    Maybe if they get some puck luck and manage to catch Anaheim (unlikely), they can play Minnesota or Columbus in the first round.

    Or maybe Schneider steals a few games against one of LA/St.L/SJ, and they manage to get to the second round in time for Bieksa and Tanev to come back. But that’s a lot of ifs.

    The one other thing that might happen if Schneider manages to steal a series or two is reminding other GMs how useful good goaltending is.

  • antro

    Pretty bang on game recap. I think, in particular, Booth being out is hurting the team more than people think. He may not have been scoring much, but he’s so good at getting the puck down the ice, and the Canucks are really low on wingers that can do that right now. It looks a lot like Pittsburgh right now, the Canucks are strong down the middle and really kind of weak on the wings. The only problem is that Henrik and Kesler aren’t as good as Crosby and Malkin.

    Also, a Carl Sagan reference means this is by far the best game recap ever.

  • BrudnySeaby

    So stand-out goaltending once again gets the job done.
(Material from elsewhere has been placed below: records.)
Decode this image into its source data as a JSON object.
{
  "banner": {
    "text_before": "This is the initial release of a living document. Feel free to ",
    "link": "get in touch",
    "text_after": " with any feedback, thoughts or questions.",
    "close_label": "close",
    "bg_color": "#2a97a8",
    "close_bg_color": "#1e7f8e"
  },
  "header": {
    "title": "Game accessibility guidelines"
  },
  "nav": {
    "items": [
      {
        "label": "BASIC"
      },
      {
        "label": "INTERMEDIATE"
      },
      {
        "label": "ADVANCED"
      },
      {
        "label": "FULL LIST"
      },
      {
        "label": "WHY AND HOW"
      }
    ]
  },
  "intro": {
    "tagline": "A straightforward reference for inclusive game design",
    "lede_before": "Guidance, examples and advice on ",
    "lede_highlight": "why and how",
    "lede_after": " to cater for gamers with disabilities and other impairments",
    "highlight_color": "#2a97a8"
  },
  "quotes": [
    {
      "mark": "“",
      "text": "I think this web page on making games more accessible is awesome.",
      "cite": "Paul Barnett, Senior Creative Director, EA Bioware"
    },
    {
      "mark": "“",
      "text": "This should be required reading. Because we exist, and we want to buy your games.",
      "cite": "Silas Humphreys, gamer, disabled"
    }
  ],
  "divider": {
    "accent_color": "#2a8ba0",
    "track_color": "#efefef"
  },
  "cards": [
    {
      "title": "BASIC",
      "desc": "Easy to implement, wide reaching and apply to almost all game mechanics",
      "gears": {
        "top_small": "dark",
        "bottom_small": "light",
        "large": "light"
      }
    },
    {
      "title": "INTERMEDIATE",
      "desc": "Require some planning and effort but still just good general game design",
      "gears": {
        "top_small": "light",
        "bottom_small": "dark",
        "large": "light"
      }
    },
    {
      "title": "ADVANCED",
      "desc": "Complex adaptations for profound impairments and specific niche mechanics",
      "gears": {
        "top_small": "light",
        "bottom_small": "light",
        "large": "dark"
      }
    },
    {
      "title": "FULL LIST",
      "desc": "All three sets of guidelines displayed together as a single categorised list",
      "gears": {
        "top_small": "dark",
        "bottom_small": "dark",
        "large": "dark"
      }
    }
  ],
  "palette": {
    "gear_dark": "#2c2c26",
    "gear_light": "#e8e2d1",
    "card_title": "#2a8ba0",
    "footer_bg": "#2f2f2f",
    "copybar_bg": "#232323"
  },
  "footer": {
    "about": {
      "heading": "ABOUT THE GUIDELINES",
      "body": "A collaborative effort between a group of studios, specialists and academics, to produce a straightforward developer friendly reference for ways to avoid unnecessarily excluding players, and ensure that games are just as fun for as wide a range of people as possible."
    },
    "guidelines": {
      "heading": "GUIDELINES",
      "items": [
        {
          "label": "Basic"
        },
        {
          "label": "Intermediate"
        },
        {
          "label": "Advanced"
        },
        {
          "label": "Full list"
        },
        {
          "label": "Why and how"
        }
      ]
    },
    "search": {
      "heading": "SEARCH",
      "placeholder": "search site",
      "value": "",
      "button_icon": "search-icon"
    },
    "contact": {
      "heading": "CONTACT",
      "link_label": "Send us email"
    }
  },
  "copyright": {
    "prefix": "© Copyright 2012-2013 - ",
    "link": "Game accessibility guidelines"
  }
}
But without his teammates scoring some goals, and by that I mean more than 1 per game, Schneider can stand on his head al he wants, but unless he posts shut-out after shut-out, it still won’t be enough to win a series.